2. Defendant next contends that he did not voluntarily, freely, and knowingly enter his guilty pleas."After a prisoner raises the question of the validity of his plea of guilty, the burden is on the state to show that the plea was intelligently and voluntarily entered. The state may accomplish this end by two means, (1) showing on the record of the guilty plea hearing that the defendant was cognizant of all of the rights he was waiving and the possible consequences of his plea; or (2) fill a silent record by use of extrinsic evidence that affirmatively shows that the guilty plea was knowing and voluntary." Roberts v. Greenway, 233 Ga. 473, 475, 211 S.E.2d 764 (1975). Whether to allow the withdrawal of a voluntarily, intelligently entered guilty plea after the pronouncement of sentence is within the sound discretion of the trial court. State v. Germany, 246 Ga. 455, 456, 271 S.E.2d 851 (1980).
Holman v. State, 236 Ga.App. 111, 114(2), 511 S.E.2d 240.
In the case sub judice, before the trial court took defendant's guilty pleas, the State's attorney outlined its case against defendant. Defendant was present during this presentation. The trial court then asked defendant a series of questions concerning the knowing and voluntary nature of defendant's proposed guilty pleas. The trial court specifically asked defendant whether defendant's lawyer had explained the charges against him, whether he understood the rights he was giving up by pleading guilty, and whether he had a chance to thoroughly discuss his case with his lawyer. Defendant answered all of these questions affirmatively. He also affirmed that no one had threatened or promised him anything in exchange for his guilty pleas. And he finally affirmed that he understood the maximum sentences he could *704 receive for pleading guilty to two counts of child molestation and that he understood the State's recommended sentences. The record thus shows that defendant knowingly and voluntarily entered the guilty pleas. Defendant's testimony (at the hearing on his motion to withdraw his guilty pleas) that he did not understand what he was doing when he entered the guilty pleas in question presented a credibility question for the trial court. Manues v. State, 232 Ga.App. 454, 455, 501 S.E.2d 826. The trial court did not abuse its discretion in rejecting this testimony and denying defendant's motion to withdraw his guilty plea.
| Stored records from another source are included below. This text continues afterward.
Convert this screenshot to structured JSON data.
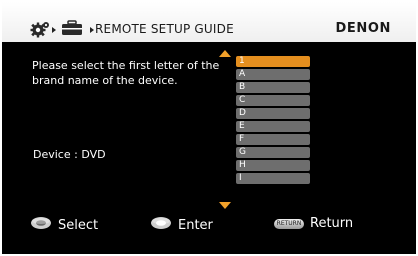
{
  "header": {
    "title": "REMOTE SETUP GUIDE",
    "brand": "DENON"
  },
  "instruction": "Please select the first letter of the brand name of the device.",
  "device": {
    "label": "Device : DVD"
  },
  "letters": {
    "selected_index": 0,
    "items": [
      "1",
      "A",
      "B",
      "C",
      "D",
      "E",
      "F",
      "G",
      "H",
      "I"
    ]
  },
  "footer": {
    "select_label": "Select",
    "enter_label": "Enter",
    "return_button_text": "RETURN",
    "return_label": "Return"
  },
  "colors": {
    "accent": "#e58f1f",
    "item_bg": "#6e6e6e",
    "screen_bg": "#000000"
  }
}
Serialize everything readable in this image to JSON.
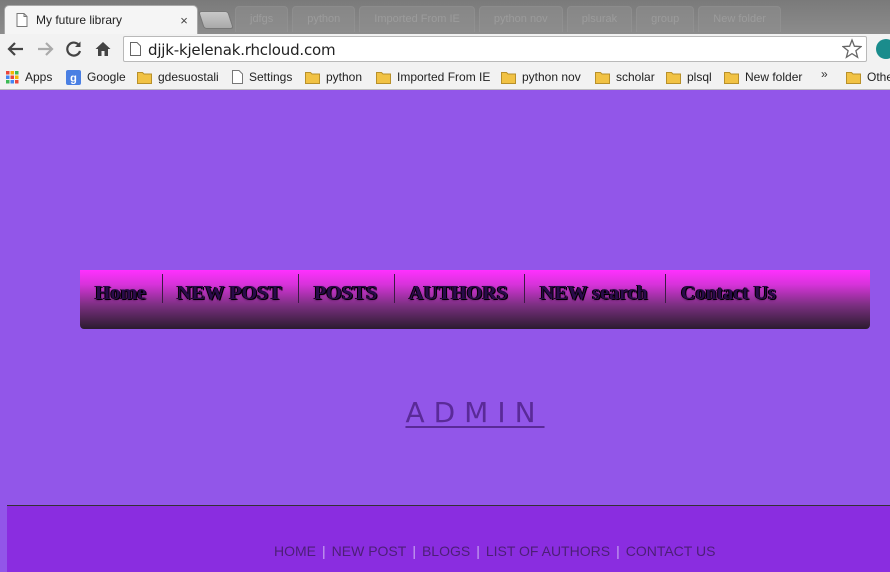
{
  "browser": {
    "active_tab": {
      "title": "My future library",
      "close_glyph": "×"
    },
    "background_tabs": [
      "jdfgs",
      "python",
      "Imported From IE",
      "python nov",
      "plsurak",
      "group",
      "New folder"
    ],
    "address": {
      "url": "djjk-kjelenak.rhcloud.com"
    },
    "nav": {
      "back_icon": "back-arrow-icon",
      "forward_icon": "forward-arrow-icon",
      "reload_icon": "reload-icon",
      "home_icon": "home-icon"
    },
    "bookmarks": [
      {
        "label": "Apps",
        "icon": "apps-grid-icon"
      },
      {
        "label": "Google",
        "icon": "google-icon"
      },
      {
        "label": "gdesuostali",
        "icon": "folder-icon"
      },
      {
        "label": "Settings",
        "icon": "page-icon"
      },
      {
        "label": "python",
        "icon": "folder-icon"
      },
      {
        "label": "Imported From IE",
        "icon": "folder-icon"
      },
      {
        "label": "python nov",
        "icon": "folder-icon"
      },
      {
        "label": "scholar",
        "icon": "folder-icon"
      },
      {
        "label": "plsql",
        "icon": "folder-icon"
      },
      {
        "label": "New folder",
        "icon": "folder-icon"
      },
      {
        "label": "Othe",
        "icon": "folder-icon"
      }
    ],
    "bookmarks_overflow": "»"
  },
  "page": {
    "nav_items": [
      "Home",
      "NEW POST",
      "POSTS",
      "AUTHORS",
      "NEW search",
      "Contact Us"
    ],
    "heading": "ADMIN",
    "footer_links": [
      "HOME",
      "NEW POST",
      "BLOGS",
      "LIST OF AUTHORS",
      "CONTACT US"
    ],
    "footer_separator": "|"
  },
  "colors": {
    "page_background": "#9256e9",
    "footer_background": "#8a2de0",
    "nav_gradient_top": "#ff30ff",
    "nav_gradient_bottom": "#2b1b2f",
    "heading_color": "#5a2a98"
  }
}
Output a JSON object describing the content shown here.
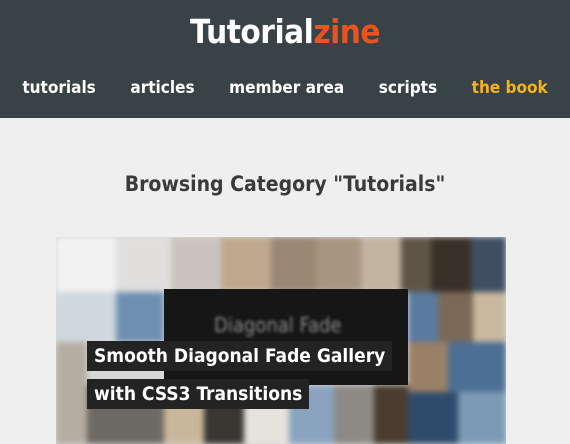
{
  "header": {
    "logo_part1": "Tutorial",
    "logo_part2": "zine",
    "nav": [
      "tutorials",
      "articles",
      "member area",
      "scripts",
      "the book"
    ],
    "accent_color": "#e8531e",
    "active_nav_color": "#f3b41b"
  },
  "main": {
    "heading": "Browsing Category \"Tutorials\"",
    "featured": {
      "image_text": "Diagonal Fade",
      "title_line1": "Smooth Diagonal Fade Gallery",
      "title_line2": "with CSS3 Transitions"
    }
  }
}
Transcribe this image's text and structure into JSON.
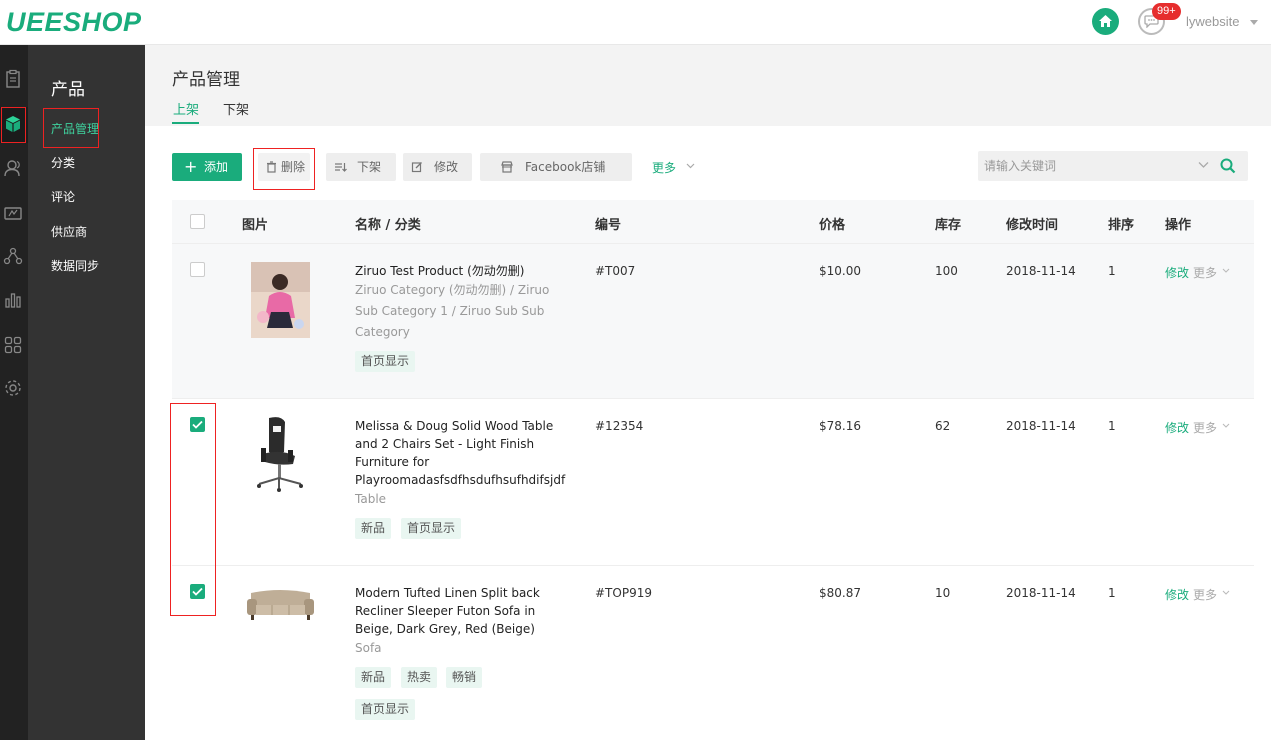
{
  "header": {
    "logo": "UEESHOP",
    "badge": "99+",
    "user": "lywebsite",
    "icons": [
      "home-icon",
      "message-icon"
    ]
  },
  "rail": {
    "icons": [
      "orders-icon",
      "product-box-icon",
      "users-icon",
      "marketing-icon",
      "share-icon",
      "stats-icon",
      "apps-icon",
      "settings-icon"
    ]
  },
  "submenu": {
    "title": "产品",
    "items": [
      {
        "label": "产品管理"
      },
      {
        "label": "分类"
      },
      {
        "label": "评论"
      },
      {
        "label": "供应商"
      },
      {
        "label": "数据同步"
      }
    ]
  },
  "page": {
    "title": "产品管理",
    "tabs": [
      {
        "label": "上架"
      },
      {
        "label": "下架"
      }
    ]
  },
  "toolbar": {
    "add_label": "添加",
    "delete_label": "删除",
    "unlist_label": "下架",
    "edit_label": "修改",
    "facebook_label": "Facebook店铺",
    "more_label": "更多",
    "search_placeholder": "请输入关键词"
  },
  "table": {
    "columns": [
      "图片",
      "名称 / 分类",
      "编号",
      "价格",
      "库存",
      "修改时间",
      "排序",
      "操作"
    ],
    "edit_label": "修改",
    "more_label": "更多",
    "rows": [
      {
        "checked": false,
        "name": "Ziruo Test Product (勿动勿删)",
        "category": "Ziruo Category (勿动勿删) / Ziruo Sub Category 1 / Ziruo Sub Sub Category",
        "tags": [
          "首页显示"
        ],
        "sku": "#T007",
        "price": "$10.00",
        "stock": "100",
        "date": "2018-11-14",
        "order": "1"
      },
      {
        "checked": true,
        "name": "Melissa & Doug Solid Wood Table and 2 Chairs Set - Light Finish Furniture for Playroomadasfsdfhsdufhsufhdifsjdf",
        "category": "Table",
        "tags": [
          "新品",
          "首页显示"
        ],
        "sku": "#12354",
        "price": "$78.16",
        "stock": "62",
        "date": "2018-11-14",
        "order": "1"
      },
      {
        "checked": true,
        "name": "Modern Tufted Linen Split back Recliner Sleeper Futon Sofa in Beige, Dark Grey, Red (Beige)",
        "category": "Sofa",
        "tags": [
          "新品",
          "热卖",
          "畅销",
          "首页显示"
        ],
        "sku": "#TOP919",
        "price": "$80.87",
        "stock": "10",
        "date": "2018-11-14",
        "order": "1"
      }
    ]
  },
  "colors": {
    "accent": "#1aac7c",
    "highlight": "#e22222",
    "sidebar": "#333333",
    "rail": "#222222"
  }
}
3. Since defendant pleaded guilty after the trial court refused his request to enter the guilty pleas without admitting guilt, defendant cannot complain that the trial court erred in refusing to accept his guilty pleas under the procedure set forth in North Carolina v. Alford, 400 U.S. 25, 91 S. Ct. 160, 27 L. Ed. 2d 162, supra. No matter how erroneous a ruling may be, a defendant may not submit or acquiesce in the ruling, and then complain about it on appeal. Boatright v. State, 192 Ga.App. 112, 116(5), 385 S.E.2d 298.
JOHNSON, C.J., and PHIPPS, J., concur.